* WHAT THE TASK REQUIRES *
When the word "this" appears in a line of the data below, list that line.

Page and application data records:

* * * * *

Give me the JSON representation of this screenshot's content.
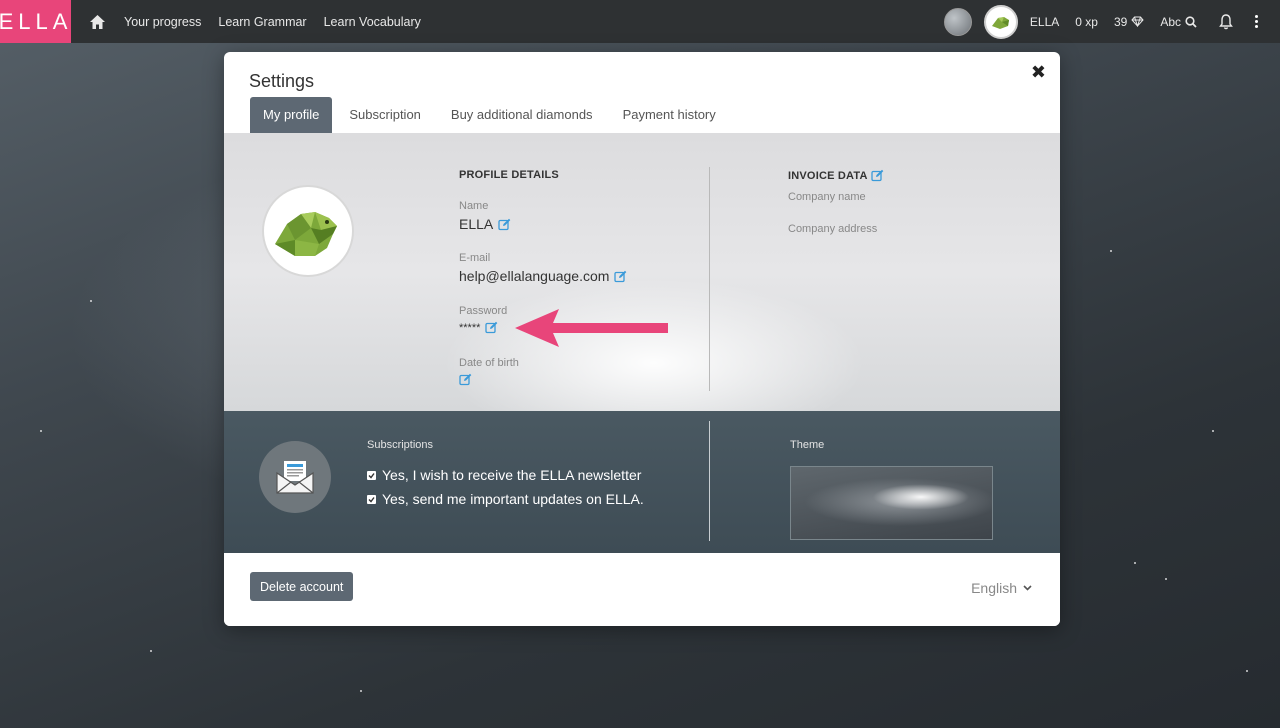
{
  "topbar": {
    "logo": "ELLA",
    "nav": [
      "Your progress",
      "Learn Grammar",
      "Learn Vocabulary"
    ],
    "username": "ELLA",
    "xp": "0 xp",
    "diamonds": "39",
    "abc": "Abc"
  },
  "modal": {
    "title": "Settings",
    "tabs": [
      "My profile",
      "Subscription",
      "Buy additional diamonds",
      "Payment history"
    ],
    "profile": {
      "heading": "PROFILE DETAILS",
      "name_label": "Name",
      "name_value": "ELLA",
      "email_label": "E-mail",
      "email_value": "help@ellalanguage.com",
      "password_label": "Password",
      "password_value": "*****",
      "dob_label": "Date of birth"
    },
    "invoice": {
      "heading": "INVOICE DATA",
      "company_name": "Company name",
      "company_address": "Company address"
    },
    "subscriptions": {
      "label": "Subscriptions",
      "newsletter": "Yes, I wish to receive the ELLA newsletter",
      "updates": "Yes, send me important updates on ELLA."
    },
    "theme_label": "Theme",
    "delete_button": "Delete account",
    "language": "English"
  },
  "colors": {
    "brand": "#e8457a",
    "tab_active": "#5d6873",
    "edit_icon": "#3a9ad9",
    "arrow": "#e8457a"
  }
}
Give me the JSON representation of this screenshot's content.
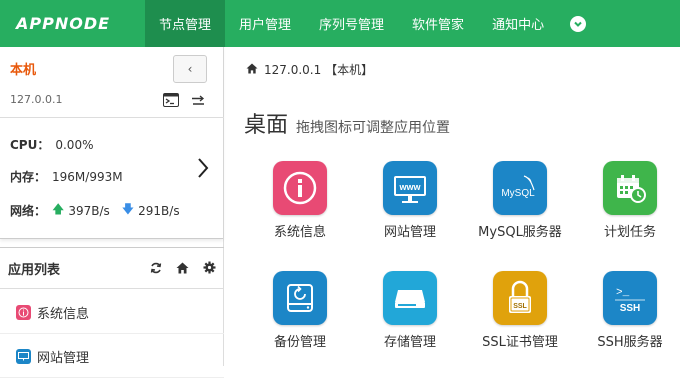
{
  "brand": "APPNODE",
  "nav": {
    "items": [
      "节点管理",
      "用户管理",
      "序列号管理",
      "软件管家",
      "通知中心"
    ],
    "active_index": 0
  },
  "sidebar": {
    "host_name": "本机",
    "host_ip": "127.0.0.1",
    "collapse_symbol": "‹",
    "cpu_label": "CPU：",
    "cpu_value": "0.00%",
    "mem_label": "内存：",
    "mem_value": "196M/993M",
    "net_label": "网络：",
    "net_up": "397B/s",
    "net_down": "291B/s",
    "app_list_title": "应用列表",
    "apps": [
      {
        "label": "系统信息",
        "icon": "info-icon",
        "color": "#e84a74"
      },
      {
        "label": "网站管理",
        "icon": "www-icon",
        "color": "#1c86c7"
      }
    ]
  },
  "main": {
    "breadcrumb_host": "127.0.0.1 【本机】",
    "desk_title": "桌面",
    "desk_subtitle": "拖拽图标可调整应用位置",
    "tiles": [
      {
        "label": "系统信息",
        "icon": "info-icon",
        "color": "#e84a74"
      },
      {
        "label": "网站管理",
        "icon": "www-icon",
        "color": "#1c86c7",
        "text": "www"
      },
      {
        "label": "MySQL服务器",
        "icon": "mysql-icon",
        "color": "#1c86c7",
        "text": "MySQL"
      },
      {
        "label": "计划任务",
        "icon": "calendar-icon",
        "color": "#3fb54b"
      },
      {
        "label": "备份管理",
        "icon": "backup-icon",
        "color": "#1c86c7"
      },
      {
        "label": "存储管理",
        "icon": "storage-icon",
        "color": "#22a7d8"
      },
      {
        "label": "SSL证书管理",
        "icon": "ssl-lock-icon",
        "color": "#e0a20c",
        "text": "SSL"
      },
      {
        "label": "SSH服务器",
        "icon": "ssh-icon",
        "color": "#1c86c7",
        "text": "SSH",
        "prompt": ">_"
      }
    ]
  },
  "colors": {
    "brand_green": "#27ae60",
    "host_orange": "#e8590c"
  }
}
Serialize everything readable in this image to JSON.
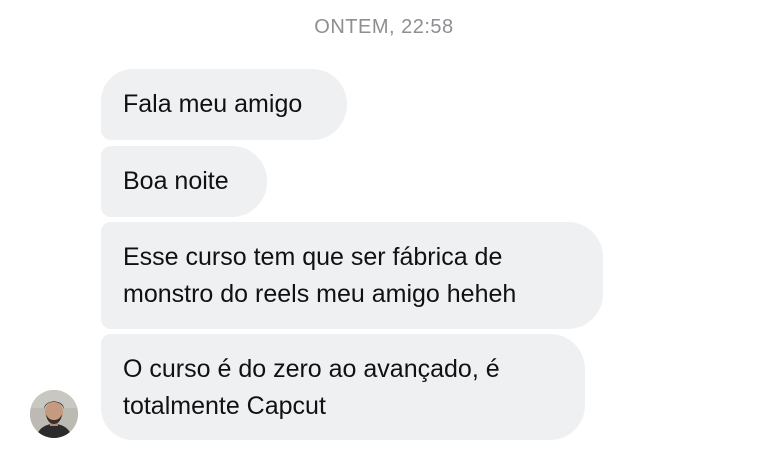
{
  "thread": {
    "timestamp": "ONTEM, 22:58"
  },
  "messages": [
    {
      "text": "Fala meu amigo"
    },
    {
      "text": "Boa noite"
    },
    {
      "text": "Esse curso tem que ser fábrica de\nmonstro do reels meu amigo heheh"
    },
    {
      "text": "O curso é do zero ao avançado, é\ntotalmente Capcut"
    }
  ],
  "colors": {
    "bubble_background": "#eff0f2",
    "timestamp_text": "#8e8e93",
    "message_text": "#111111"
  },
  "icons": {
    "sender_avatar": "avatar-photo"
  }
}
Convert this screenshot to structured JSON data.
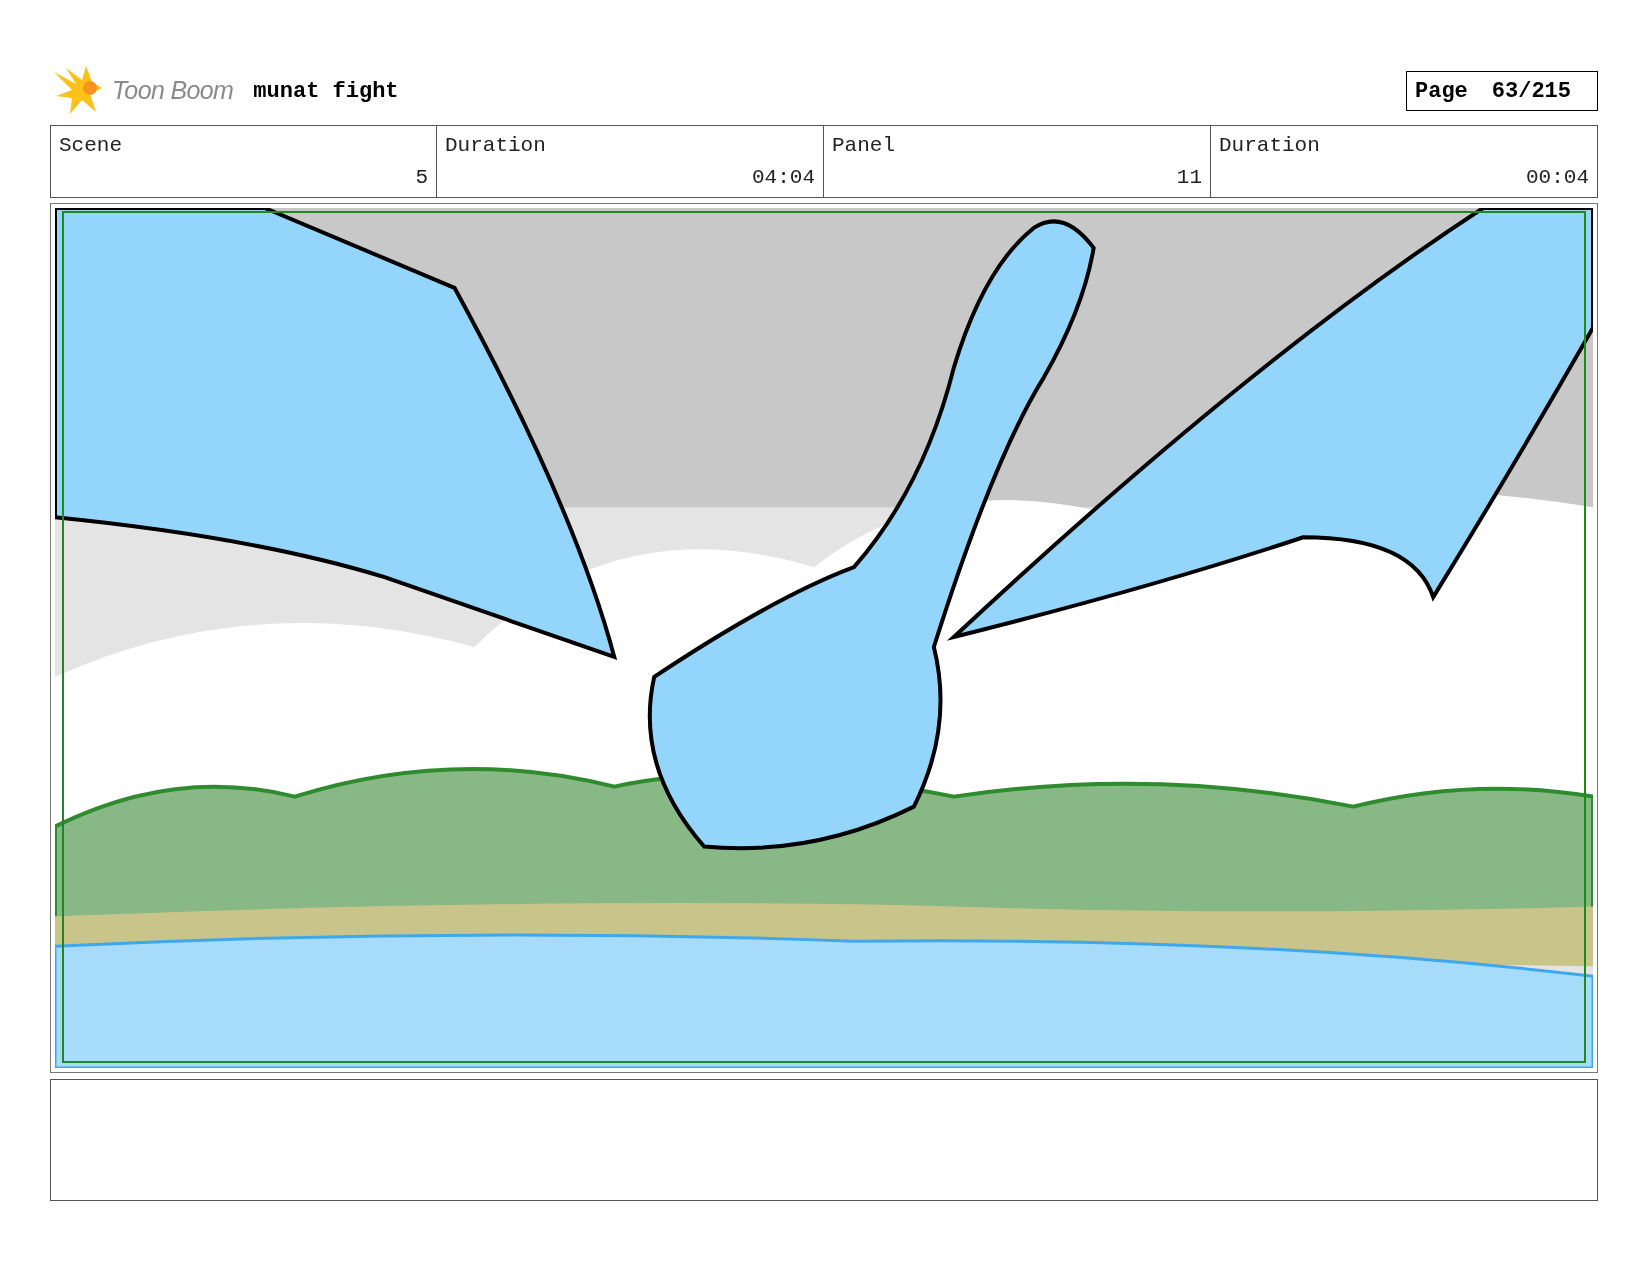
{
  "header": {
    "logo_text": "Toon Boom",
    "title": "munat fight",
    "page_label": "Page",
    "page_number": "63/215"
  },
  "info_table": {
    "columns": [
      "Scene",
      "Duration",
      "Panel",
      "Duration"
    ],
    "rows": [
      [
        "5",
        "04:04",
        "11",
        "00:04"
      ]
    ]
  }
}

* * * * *

* WORKED SOLUTION *
Give me the JSON representation of this screenshot's content.
Give me the JSON representation of this screenshot's content.
Serialize everything readable in this image to JSON.
Convert this screenshot to structured JSON data.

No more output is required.